Ruben Veenstra for Veenstra & De Vries Aviation Publishing
On 7 July we reported on Dutch Defense Ministers Hennis-Plasschaerts decision to freeze the acquisition of the European made NH-90. The DM made her decision after the Dutch Aerospace Laboratory released a report on design and manufacturing errors causing heavy wear and corrosion on the Dutch NH-90s. It’s not the first time the NATO Helicopter has suffered from these kinds of problems as the Australians have had similar experiences.
According to an Australian Defense spokesperson, “Australia’s MRH-90s (Australia’s designation of the NH-90, Ed.) have experienced higher-than-anticipated corrosion.” The country conducted a “Corrosion Based – Reliability Centered Maintenance study of the MRH90” in 2009-2010. Although the report is not publicly availably, the spokesperson told us that some parts of the aircraft were vulnerable to corrosion and measures had to be taken. A 2013-2014 performance audit on the Multi-Role Helicopter program, citing the same study, revealed that corrosion had already taken place prior to delivery of the aircraft.
The MRH-90 is the Australians replacement for their ageing fleet of UH-1 “Hueys” and S-70A-9 Black Hawks of the Army branch. Around 2005 several contractors offered bids for a new fleet of helicopters. Among them Sikorsky with a new variant of the Black Hawk. The Australians opted for the cheaper but immature NH-90 instead. Of the total ordered, 40 will go to the Army and six are assigned to the Navy.
To get a glimpse into the problems relating the MRH-90 we turn back to the Dutch NLR report because it gives a very extensive list of failures on behalf of the manufacturer NHIndustries. The researchers often point to galvanic coupling as a reason for the corrosion on parts of the NH-90. Galvanic coupling, or galvanic corrosion, occurs when two different metals get in contact while an electrolyte like salt water is present. The Dutch operate the Naval Frigate Helicopter. As its name implies this type is designed with a specific task set in mind, namely being deployed on ships at full sea so salt water is around in abundance.
Galvanic coupling can be reduced for example by applying grease to the metal in order to prevent contact with salt water.
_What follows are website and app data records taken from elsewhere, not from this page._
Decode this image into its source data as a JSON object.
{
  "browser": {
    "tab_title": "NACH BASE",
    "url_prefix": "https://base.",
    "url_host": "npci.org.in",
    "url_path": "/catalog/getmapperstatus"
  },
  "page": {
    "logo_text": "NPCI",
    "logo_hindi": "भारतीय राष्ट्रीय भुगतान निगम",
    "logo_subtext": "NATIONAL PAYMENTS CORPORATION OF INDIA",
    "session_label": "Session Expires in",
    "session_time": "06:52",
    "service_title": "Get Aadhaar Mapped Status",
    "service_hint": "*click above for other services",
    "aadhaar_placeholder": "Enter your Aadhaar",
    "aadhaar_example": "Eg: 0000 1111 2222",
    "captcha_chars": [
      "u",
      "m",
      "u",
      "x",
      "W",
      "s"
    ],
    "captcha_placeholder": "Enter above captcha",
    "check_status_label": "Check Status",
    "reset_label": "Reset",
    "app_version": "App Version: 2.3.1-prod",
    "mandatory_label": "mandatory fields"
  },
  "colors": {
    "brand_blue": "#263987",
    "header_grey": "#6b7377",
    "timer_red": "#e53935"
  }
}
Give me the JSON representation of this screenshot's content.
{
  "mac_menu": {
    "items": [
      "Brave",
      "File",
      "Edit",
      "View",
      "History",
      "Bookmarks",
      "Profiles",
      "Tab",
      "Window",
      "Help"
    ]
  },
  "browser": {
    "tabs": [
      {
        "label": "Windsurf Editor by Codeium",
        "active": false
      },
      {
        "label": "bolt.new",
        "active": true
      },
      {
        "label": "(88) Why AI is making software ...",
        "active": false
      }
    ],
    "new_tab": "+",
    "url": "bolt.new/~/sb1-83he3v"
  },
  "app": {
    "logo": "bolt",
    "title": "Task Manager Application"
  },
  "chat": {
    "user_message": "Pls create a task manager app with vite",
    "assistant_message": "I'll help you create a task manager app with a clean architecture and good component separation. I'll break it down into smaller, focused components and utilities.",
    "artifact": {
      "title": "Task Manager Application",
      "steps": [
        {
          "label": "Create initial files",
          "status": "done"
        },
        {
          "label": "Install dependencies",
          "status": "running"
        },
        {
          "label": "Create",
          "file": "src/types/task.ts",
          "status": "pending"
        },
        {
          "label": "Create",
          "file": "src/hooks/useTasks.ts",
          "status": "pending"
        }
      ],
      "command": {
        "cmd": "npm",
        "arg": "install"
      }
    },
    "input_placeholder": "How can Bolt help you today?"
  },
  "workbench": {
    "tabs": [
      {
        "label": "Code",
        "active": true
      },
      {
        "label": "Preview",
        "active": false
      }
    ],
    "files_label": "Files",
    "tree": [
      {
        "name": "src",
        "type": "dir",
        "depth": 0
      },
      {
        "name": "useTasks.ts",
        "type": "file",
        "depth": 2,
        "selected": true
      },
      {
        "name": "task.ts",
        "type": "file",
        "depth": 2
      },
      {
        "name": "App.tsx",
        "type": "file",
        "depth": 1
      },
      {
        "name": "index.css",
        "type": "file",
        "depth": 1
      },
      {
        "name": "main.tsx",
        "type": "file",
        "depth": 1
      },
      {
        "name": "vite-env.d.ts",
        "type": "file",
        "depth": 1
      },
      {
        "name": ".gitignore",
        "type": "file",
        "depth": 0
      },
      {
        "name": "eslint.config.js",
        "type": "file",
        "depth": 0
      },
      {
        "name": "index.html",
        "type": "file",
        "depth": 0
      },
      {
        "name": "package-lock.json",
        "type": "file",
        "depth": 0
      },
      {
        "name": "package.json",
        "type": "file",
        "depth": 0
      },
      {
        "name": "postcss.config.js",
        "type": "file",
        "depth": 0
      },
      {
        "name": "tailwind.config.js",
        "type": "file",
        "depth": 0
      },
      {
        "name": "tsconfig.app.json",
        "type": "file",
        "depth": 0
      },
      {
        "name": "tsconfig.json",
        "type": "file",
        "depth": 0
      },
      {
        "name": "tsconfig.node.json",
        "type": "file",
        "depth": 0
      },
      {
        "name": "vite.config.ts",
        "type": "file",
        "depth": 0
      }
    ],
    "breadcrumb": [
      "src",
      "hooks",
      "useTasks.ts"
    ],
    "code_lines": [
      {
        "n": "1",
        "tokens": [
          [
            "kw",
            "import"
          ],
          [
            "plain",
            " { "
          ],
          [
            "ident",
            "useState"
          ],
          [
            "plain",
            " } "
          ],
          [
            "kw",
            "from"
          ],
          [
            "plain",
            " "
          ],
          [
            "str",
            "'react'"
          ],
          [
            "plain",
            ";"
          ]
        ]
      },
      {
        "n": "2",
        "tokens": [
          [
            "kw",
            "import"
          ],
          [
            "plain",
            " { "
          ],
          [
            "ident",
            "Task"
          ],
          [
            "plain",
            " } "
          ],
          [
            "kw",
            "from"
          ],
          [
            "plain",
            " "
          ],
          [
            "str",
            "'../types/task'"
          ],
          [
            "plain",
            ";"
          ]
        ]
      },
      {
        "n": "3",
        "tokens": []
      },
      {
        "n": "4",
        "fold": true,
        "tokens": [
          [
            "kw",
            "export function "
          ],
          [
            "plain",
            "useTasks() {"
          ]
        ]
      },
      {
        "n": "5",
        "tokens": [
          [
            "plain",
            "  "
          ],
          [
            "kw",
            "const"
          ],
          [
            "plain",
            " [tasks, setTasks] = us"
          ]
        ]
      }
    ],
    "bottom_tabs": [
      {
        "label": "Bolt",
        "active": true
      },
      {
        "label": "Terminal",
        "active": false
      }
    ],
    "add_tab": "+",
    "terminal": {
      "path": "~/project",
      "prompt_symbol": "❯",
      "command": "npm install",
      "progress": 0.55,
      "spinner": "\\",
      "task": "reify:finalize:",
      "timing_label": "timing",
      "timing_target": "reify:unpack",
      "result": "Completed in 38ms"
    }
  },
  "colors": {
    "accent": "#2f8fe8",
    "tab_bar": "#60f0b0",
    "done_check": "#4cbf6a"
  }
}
Another method is to add insulation in order to avoid contact between the metals altogether. As the researchers found out these basic measures where at times poorly executed or otherwise not applied at all. Take the inside of the main sliding door: it was not coated with a primer to avoid corrosion while it would inevitably be exposed to salt water when flying with the door open. In another example, the aluminum floor panels are in direct contact with the fuselage. So when the paint inevitably scuffs it will come in direct contact with salt water and corrosion will occur through galvanic coupling.
Another cause of corrosion is stagnant salt water. The NLR had to advise adding drainage holes in order to expel water from the fuselage and tail. In a case where a drainage hole was present in a part of the tail, the hole wasn’t at the lowest point unless the tail was folded thus allowing salt water to accumulate.
The cockpit area wasn’t safe from corrosion either. Bare steel parts and pins of the pilot’s seats were rusting away. Even the metal parts on the dashboards were corroding because the manufacturer didn’t account for the salt-water spray getting in the cockpit when flying with the sliding door open.
It is important to note that the Dutch operate the Naval Frigate Helicopter version for use at sea and the Australians the Troop Transport Helicopter. The Australian spokesperson estimated that “each MRH-90 will operate in salt-water environments less that one-fifth or their total life (expressed in flight hours).” That’s not a whole lot. And still these helicopters had corrosion problems. Imagine how bad the problems could have been if the aircraft would have more flight hours in salt-water environments.
In all fairness, corrosion is not a problem specific to the NH-90. Any aircraft deployed at sea will have corrosion problems at some point. But these problems can be prevented or at least be reduced. These measures were not always applied when the NH-90s where delivered.
When we asked NHIndustries for a response on the report, the Dutch decision to halt deliveries and if the report will result in adjustments to their quality assurance programs, NHI spokesperson Patrick Brunet declined to comment in detail but added that “we at NHI dedicated a task force in cooperation with the Dutch customer in order to solve these issues. I.e. analyze the root causes and define and implement the appropriate preventive and corrective measures.”
The tides seem to be turning in favor for Sikorsky. Although the Army passed Sikorsky, the Australian Navy is acquiring Sea Hawks to be flown in 2018. Reportedly delivery problems and delays around the MRH-90s weighed in with the decision to opt for Sikorsky’s helicopters. Other countries are joining the ranks as Denmark has gone for the mature Sea Hawk in 2012. And just recently voices within the Dutch military community are pushing for buying second hand Sea Hawks because of their problems with the NH-90 and the heavy pressure on the few remaining helicopters the Dutch military has. Countries are playing it safe: they are going for off-the-shelf rather than new and unproven. If these acquisitions are any indication, it looks like the aircraft manufacturers are going to do business with their existing aircraft for quite a while longer.